RF Shorts for Nov. 7, 2014

A review of RF-related news during the past week
Author:
Publish date:
Social count:
0

LS Telcom Analyst Disputes ITU Spectrum Predictions
Caleb Henry reports “IMT operators are not using all the spectrum already available, according to LS Telcom” in his SatelliteToday.com article LS Telcom Analyst Disputes ITU Spectrum Predictions. He continues, “A top concern of the satellite industry is that C band might be given to terrestrial mobile and wireless operators. LS Telcom Director of Spectrum Consulting Richard Womersley worries that the data the ITU is currently using to guide spectrum decisions is not as reliable as it should be.”

The article has this quote from Womersley, “If you look at the forecasts that were produced for 2015 by the ITU, and compare that to spectrum that’s even feasible to be licensed, as well as what is licensed, there is a massive gulf. Those forecasts that were produced in 2007 are clearly way off. Not only has [the IMT community] not proven the need, but even with that which is available, they haven’t got all of it in use. Until you have all that in use I don’t see how you can really push for more.”

For more details, see the LS Telcom report Analysis of the World-Wide Licensing and Usage of IMT Spectrum. Figure 4-3 shows that in the United States, 400 MHz of spectrum is potentially available that isn't currently licensed.

Using an RTL-SDR to Receive Dead Satellites

When using an RTL-SDR to download live satellite images from the 137 MHz NOAA polar orbiting satellites I've been surprised at the number of other signals in this band. Their characteristics indicate they are satellites and I've been able to identify some as Orbcomm satellites or military satellites. It turns out some of the unidentified signals might be from old decommissioned satellites.

Website RTL-SDR.com has a posting discussing Receiving Dead Satellites with the RTL-SDR. Happysat, a reader of RTL-SDR.com writes: “During weathersat reception of NOAA/Meteor on the 137 MHz band I did see quite often unidentified interrupting signals. After a bit of Googling around I learned that these were Dead Satellites that still are broadcasting given the right sunlight conditions, the signal strength is sufficient to show up in SDRSharp, not all signals are very strong some very weak and needed a good close up zoom in SDRSharp. There are many shutdown satellites who apparently having a life of their own varying from Military, Navigation, Experimental, Weather, and also Amateur ones.”
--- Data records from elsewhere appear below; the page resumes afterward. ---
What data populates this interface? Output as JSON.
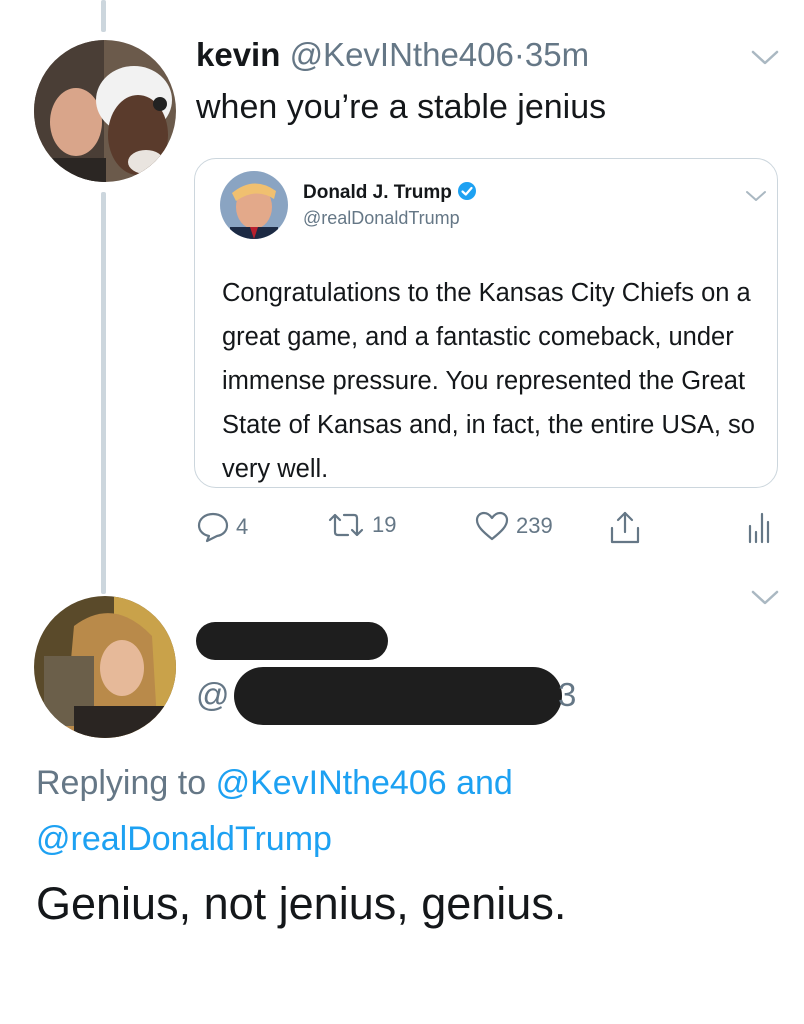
{
  "tweet1": {
    "display_name": "kevin",
    "handle": "@KevINthe406",
    "separator": "·",
    "time": "35m",
    "text": "when you’re a stable jenius",
    "avatar_icon": "person-with-dog-avatar"
  },
  "quoted": {
    "display_name": "Donald J. Trump",
    "verified_icon": "verified-badge-icon",
    "handle": "@realDonaldTrump",
    "text": "Congratulations to the Kansas City Chiefs on a great game, and a fantastic comeback, under immense pressure. You represented the Great State of Kansas and, in fact, the entire USA, so very well."
  },
  "actions": {
    "reply_count": "4",
    "retweet_count": "19",
    "like_count": "239",
    "icons": [
      "reply-icon",
      "retweet-icon",
      "like-icon",
      "share-icon",
      "analytics-icon"
    ]
  },
  "tweet2": {
    "handle_prefix": "@",
    "handle_suffix": "3",
    "replying_label": "Replying to",
    "reply_handle_1": "@KevINthe406",
    "conjunction": "and",
    "reply_handle_2": "@realDonaldTrump",
    "text": "Genius, not jenius, genius."
  },
  "colors": {
    "link": "#1da1f2",
    "secondary_text": "#657786",
    "thread_line": "#ccd6dd",
    "redaction": "#1e1e1e"
  }
}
If you have an RTL-SDR and a decent outdoor antenna, the RTL-SDR article provides some tips on what dead satellites look like on an SDR's waterfall display and provides links to TLE data for anyone who wants to track them. Additional sites of interest include Mike Kenny's web site with a list of frequencies and a collection of images and original sounds from DD1US.